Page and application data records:

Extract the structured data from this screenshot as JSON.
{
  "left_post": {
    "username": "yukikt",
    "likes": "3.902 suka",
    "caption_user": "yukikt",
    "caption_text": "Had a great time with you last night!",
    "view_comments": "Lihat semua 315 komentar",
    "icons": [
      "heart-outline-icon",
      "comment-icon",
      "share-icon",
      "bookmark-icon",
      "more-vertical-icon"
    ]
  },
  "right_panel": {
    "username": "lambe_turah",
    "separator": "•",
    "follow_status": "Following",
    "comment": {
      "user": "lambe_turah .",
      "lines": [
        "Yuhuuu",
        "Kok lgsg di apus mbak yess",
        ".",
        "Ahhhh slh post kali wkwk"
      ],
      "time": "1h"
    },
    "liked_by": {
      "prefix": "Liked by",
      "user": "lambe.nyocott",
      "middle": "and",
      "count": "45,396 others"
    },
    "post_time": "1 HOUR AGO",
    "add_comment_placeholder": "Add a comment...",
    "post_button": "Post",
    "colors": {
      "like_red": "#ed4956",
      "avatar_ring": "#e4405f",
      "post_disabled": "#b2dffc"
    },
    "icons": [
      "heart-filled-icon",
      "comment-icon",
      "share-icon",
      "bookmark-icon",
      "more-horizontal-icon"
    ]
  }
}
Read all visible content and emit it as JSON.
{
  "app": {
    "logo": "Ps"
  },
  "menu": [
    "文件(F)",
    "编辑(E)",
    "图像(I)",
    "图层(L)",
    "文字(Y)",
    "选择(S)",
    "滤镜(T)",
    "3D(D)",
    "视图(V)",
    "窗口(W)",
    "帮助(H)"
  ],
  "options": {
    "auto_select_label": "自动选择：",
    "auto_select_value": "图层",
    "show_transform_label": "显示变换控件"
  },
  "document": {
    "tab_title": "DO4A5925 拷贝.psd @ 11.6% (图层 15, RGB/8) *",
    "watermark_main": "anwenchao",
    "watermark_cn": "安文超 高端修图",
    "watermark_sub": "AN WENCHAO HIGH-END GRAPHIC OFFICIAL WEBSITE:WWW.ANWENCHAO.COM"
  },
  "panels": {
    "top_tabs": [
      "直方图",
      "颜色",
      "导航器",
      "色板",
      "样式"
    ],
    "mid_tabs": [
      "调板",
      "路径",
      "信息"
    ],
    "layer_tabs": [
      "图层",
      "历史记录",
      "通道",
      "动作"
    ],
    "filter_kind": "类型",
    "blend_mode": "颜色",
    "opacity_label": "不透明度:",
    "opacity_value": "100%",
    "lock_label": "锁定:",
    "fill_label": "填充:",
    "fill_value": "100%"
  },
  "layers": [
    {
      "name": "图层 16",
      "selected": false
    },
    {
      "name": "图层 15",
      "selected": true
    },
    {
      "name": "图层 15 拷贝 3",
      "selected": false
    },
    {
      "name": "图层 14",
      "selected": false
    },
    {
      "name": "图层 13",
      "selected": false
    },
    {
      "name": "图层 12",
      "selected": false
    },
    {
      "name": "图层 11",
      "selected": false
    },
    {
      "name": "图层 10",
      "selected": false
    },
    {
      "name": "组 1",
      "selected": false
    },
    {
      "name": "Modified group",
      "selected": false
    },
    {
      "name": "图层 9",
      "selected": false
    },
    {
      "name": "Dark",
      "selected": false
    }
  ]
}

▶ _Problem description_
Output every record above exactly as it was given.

▶ _Exercise output_
Extract the structured data from this screenshot as JSON.
{
  "left_post": {
    "username": "yukikt",
    "likes": "3.902 suka",
    "caption_user": "yukikt",
    "caption_text": "Had a great time with you last night!",
    "view_comments": "Lihat semua 315 komentar",
    "icons": [
      "heart-outline-icon",
      "comment-icon",
      "share-icon",
      "bookmark-icon",
      "more-vertical-icon"
    ]
  },
  "right_panel": {
    "username": "lambe_turah",
    "separator": "•",
    "follow_status": "Following",
    "comment": {
      "user": "lambe_turah .",
      "lines": [
        "Yuhuuu",
        "Kok lgsg di apus mbak yess",
        ".",
        "Ahhhh slh post kali wkwk"
      ],
      "time": "1h"
    },
    "liked_by": {
      "prefix": "Liked by",
      "user": "lambe.nyocott",
      "middle": "and",
      "count": "45,396 others"
    },
    "post_time": "1 HOUR AGO",
    "add_comment_placeholder": "Add a comment...",
    "post_button": "Post",
    "colors": {
      "like_red": "#ed4956",
      "avatar_ring": "#e4405f",
      "post_disabled": "#b2dffc"
    },
    "icons": [
      "heart-filled-icon",
      "comment-icon",
      "share-icon",
      "bookmark-icon",
      "more-horizontal-icon"
    ]
  }
}
Read all visible content and emit it as JSON.
{
  "app": {
    "logo": "Ps"
  },
  "menu": [
    "文件(F)",
    "编辑(E)",
    "图像(I)",
    "图层(L)",
    "文字(Y)",
    "选择(S)",
    "滤镜(T)",
    "3D(D)",
    "视图(V)",
    "窗口(W)",
    "帮助(H)"
  ],
  "options": {
    "auto_select_label": "自动选择：",
    "auto_select_value": "图层",
    "show_transform_label": "显示变换控件"
  },
  "document": {
    "tab_title": "DO4A5925 拷贝.psd @ 11.6% (图层 15, RGB/8) *",
    "watermark_main": "anwenchao",
    "watermark_cn": "安文超 高端修图",
    "watermark_sub": "AN WENCHAO HIGH-END GRAPHIC OFFICIAL WEBSITE:WWW.ANWENCHAO.COM"
  },
  "panels": {
    "top_tabs": [
      "直方图",
      "颜色",
      "导航器",
      "色板",
      "样式"
    ],
    "mid_tabs": [
      "调板",
      "路径",
      "信息"
    ],
    "layer_tabs": [
      "图层",
      "历史记录",
      "通道",
      "动作"
    ],
    "filter_kind": "类型",
    "blend_mode": "颜色",
    "opacity_label": "不透明度:",
    "opacity_value": "100%",
    "lock_label": "锁定:",
    "fill_label": "填充:",
    "fill_value": "100%"
  },
  "layers": [
    {
      "name": "图层 16",
      "selected": false
    },
    {
      "name": "图层 15",
      "selected": true
    },
    {
      "name": "图层 15 拷贝 3",
      "selected": false
    },
    {
      "name": "图层 14",
      "selected": false
    },
    {
      "name": "图层 13",
      "selected": false
    },
    {
      "name": "图层 12",
      "selected": false
    },
    {
      "name": "图层 11",
      "selected": false
    },
    {
      "name": "图层 10",
      "selected": false
    },
    {
      "name": "组 1",
      "selected": false
    },
    {
      "name": "Modified group",
      "selected": false
    },
    {
      "name": "图层 9",
      "selected": false
    },
    {
      "name": "Dark",
      "selected": false
    }
  ]
}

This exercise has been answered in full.